Erving Performance Awes B.U. Coach
The Massachusetts Daily Collegian, 1/30/1970

It's difficult to write a piece about Julius Erving without having to rehash a group of tired cliches that have been used since the year one. So instead, I’ll let B.U. Coach Charlie Luce do the raving.

“He's the finest player I've seen,“ Luce opened, “and he could play for any team in the country. Hell, he could help the Celtics right now.” B.U. by the way, was the last school in the running when Erving finally decided to go to UMass.

In the first half Erving scored a record 29 points, and snared 18 rebounds. He so outplayed Terrier star Jim Hayes that if anyone contends that Hayes is the better player, as have some prominent publications, that one must assume that the perpetrator is either a fool or a member of the Hayes family.

After the game Erving revealed that he, “couldn't get the feel of the ball,” in the second half. In the final 20 minutes, the soph forward netted only five pints. He finished the game with 27 caroms.

In case the reader wonders if Erving is being given national attention let him be calmed with the knowledge that in the Capitol of College Basketball, Philadelphia, Erving dazzled the critics. The Boston Globe reporter that went to Philly to cover the NBA All-Star game and the BC-Villanova tilt the following night came back to the Hub with flowing reports from all who saw the UMass-Penn game. It is likely that he will make the all opponent team in the Palestra, quite an achievement considering the caliber of ball that plays in the UPenn field house.

Luce also came out with the surprising statement, “Right now Julie is better than James Brown ever dreamed of being.” For the few who haven't heard of Brown, he is either a first team high school All-American that was recruited from Washington by Ted Kennedy, or a youngster that plays for the Dartmouth frosh that scores in excess of 30 a game. Choose one, Luce didn't specify.

Erving's performance somewhat overshadowed a great team effort. Captain Ray Ellerbrook, Dick Samuelson, Jack Gallagher, and Dennis Chapman were all important contributors. Ellerbrook notched 20 of his 24 points in the first half when the Redmen matched their entire game total of the Fordham loss on the previous Wednesday.
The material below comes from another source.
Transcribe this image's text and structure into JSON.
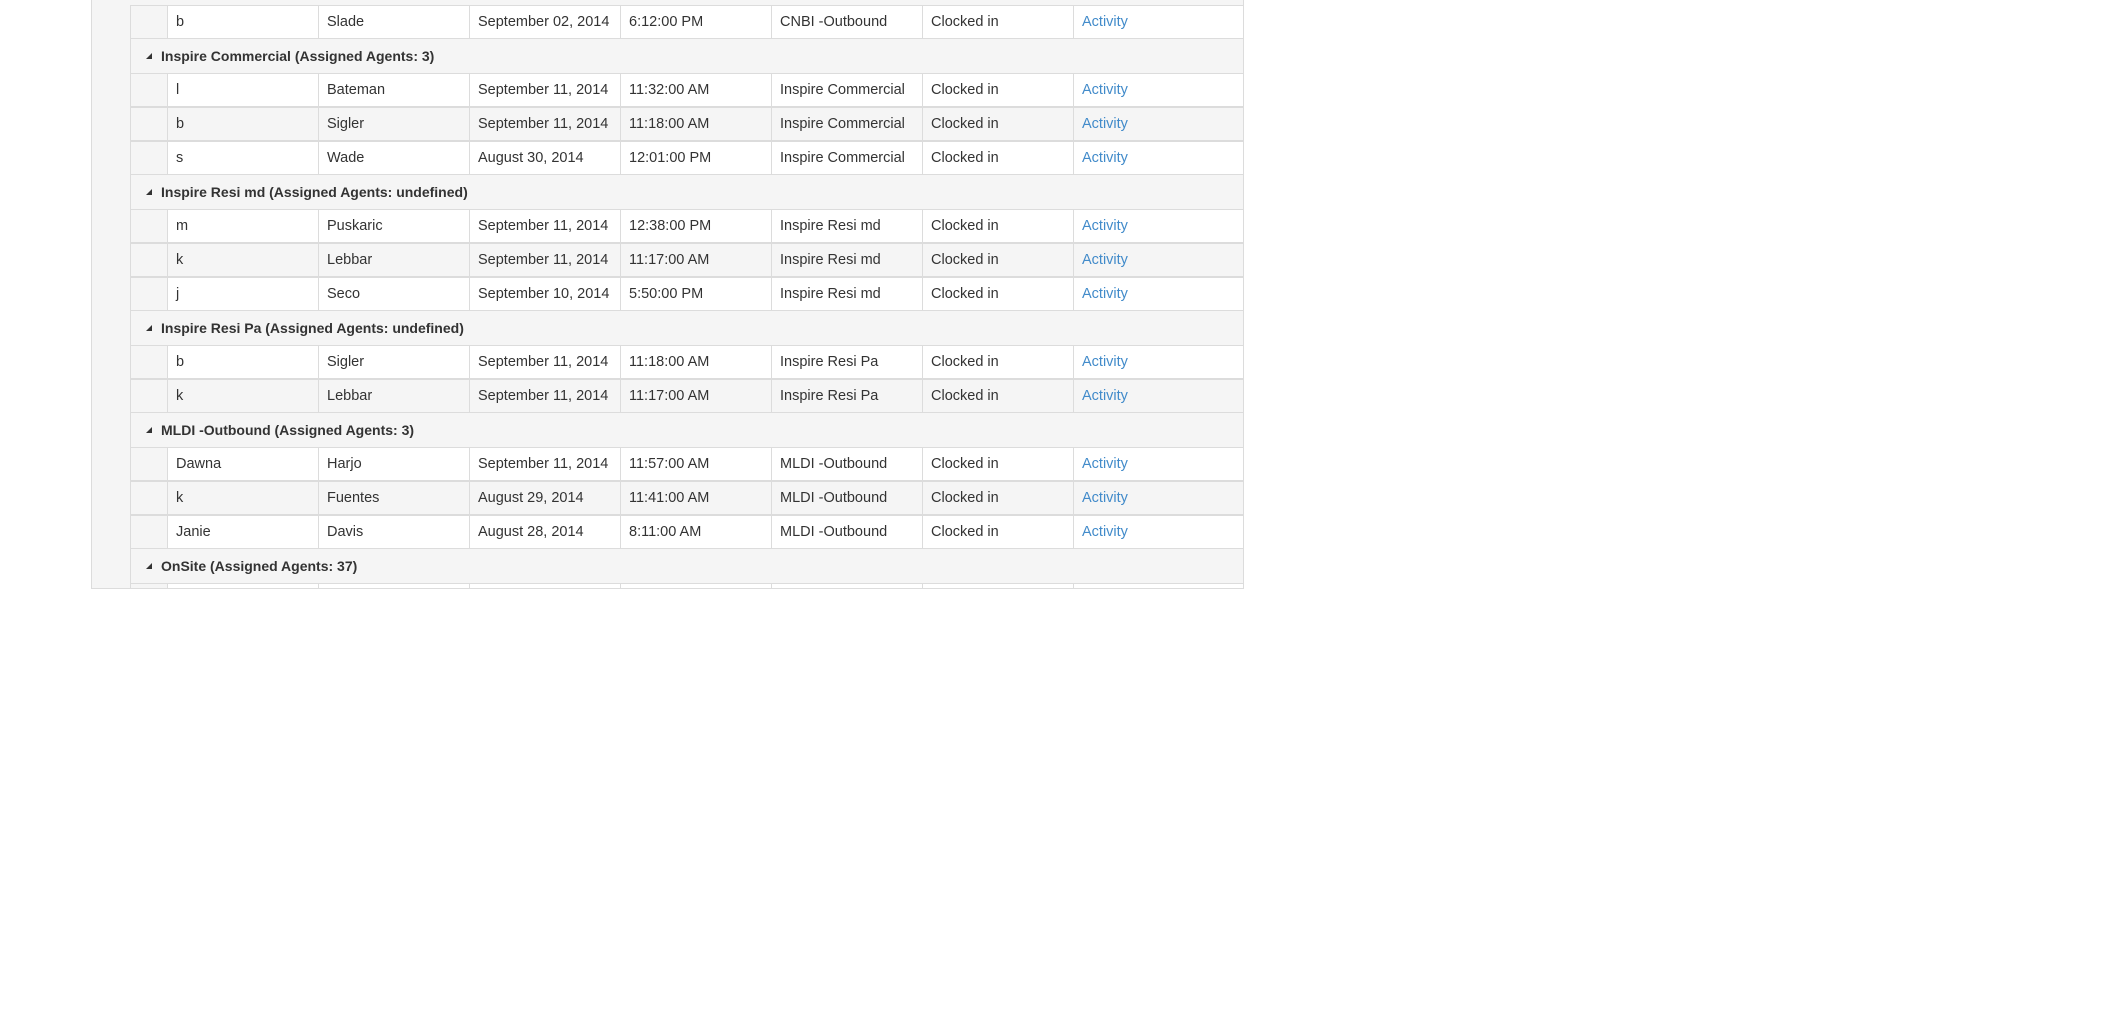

Samuelson scored 14 points in an effort that pleased UMass coach Jack Leaman. Leaman promised, “Sam will be my starting center for the present.” Gallagher and Chapman combined for 15 points and some first rate defense.

The turnaway crowd basked in the added candlepower of the Cage. The Holy Cross game is slated to be televised on Ch. 27 in Worcester, and now the affluent ones with color sets can enjoy the game to the fullest. Previously only black and white transmissions were possible from the Cage.

Leaman was somewhat dismayed with the second half, bit was quite pleased with the game for the night. “This is a young team,” he said “and it really doesn't have that killer instinct yet, but it'll come.”

UMass outrebounded the Terriers 60-34. The dominance was so pronounced that no BU player could pull down more than four caroms. Luce attempted to keep the away from the middle in a futile effort to minimize Erving's effectiveness. Needless to say it didn't work.

game19700128_boston_univ.txt · Last modified: 2020/01/31 16:43 by mikeuma